Crime

LAS VEGAS -- Gunfire and sirens rang out in a North Las Vegas industrial neighborhood Friday. It was part of an emergency preparedness drill simulating a workplace shooting.

The drill came in the wake of 2010's federal courthouse shooting and last month's shooting in Tucson, Arizona. MedicWest teamed up with North Las Vegas fire and police to create a realistic drill that began with the sounds of shooting.

"It's something that all businesses need to be prepared for and need to make sure they have a plan in place. There is no business anywhere within this community immune from having something like this happened," said Chad Henry, operations manager with MedicWest.

Police officers practiced moving into the building and stopping the mock gunman firing blanks. Paramedics and firefighters practiced their triage methods. Considered a mass casualty scenario, it provided a way for their newest members to identify the severity of injuries after a workplace shooting.

Business managers observed the action, saying they would take these lessons back to their companies.

"We'll probably end up doing these kind of drills ourselves. As you can imagine, we probably have disgruntled employees or disgruntled customers at one time or another. This is a very real threat, considering that people can carry firearms in the State of Nevada," said Frank Del Toro with NVEnergy.

One lesson police officers passed on regarding workplace shootings is to put cell phones on silent, if you can. A ringtone can draw attention if a gunman is still in the building.

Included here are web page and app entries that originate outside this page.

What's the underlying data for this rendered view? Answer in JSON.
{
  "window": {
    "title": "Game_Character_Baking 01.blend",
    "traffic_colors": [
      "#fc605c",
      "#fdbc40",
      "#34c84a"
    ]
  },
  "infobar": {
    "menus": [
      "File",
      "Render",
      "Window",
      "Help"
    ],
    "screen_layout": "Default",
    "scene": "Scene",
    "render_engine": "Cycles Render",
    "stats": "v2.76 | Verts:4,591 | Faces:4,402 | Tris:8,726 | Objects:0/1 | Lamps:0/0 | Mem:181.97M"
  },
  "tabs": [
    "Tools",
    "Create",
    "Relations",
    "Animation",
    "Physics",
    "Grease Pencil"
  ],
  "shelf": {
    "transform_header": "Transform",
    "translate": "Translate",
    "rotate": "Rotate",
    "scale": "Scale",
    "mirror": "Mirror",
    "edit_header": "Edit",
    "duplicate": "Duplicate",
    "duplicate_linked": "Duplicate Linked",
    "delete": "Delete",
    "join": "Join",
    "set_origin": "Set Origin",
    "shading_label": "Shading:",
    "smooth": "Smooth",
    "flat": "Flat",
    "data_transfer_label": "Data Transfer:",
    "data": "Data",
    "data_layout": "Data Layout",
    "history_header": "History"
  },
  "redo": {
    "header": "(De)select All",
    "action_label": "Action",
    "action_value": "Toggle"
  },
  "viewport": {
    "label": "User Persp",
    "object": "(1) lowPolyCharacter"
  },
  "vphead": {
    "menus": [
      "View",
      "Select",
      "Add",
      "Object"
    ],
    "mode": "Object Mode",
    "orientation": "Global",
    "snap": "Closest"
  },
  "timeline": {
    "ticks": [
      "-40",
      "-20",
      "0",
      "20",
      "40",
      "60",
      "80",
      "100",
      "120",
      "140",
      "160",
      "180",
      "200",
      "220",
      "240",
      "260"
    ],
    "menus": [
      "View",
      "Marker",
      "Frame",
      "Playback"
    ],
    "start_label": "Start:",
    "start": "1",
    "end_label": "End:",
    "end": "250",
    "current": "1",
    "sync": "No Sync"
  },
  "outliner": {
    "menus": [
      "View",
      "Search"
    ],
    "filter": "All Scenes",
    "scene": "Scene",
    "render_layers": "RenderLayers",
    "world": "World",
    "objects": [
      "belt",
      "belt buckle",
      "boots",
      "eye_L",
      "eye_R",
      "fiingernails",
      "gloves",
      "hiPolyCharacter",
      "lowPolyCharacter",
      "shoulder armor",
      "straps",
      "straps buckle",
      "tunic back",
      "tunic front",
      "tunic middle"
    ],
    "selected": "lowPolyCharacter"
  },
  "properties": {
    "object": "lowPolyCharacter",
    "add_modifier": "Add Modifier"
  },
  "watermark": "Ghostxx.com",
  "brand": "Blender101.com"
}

The business leaders watching the drill say they learned the lessons of staying calm and communicating with responding emergency responders.

Crime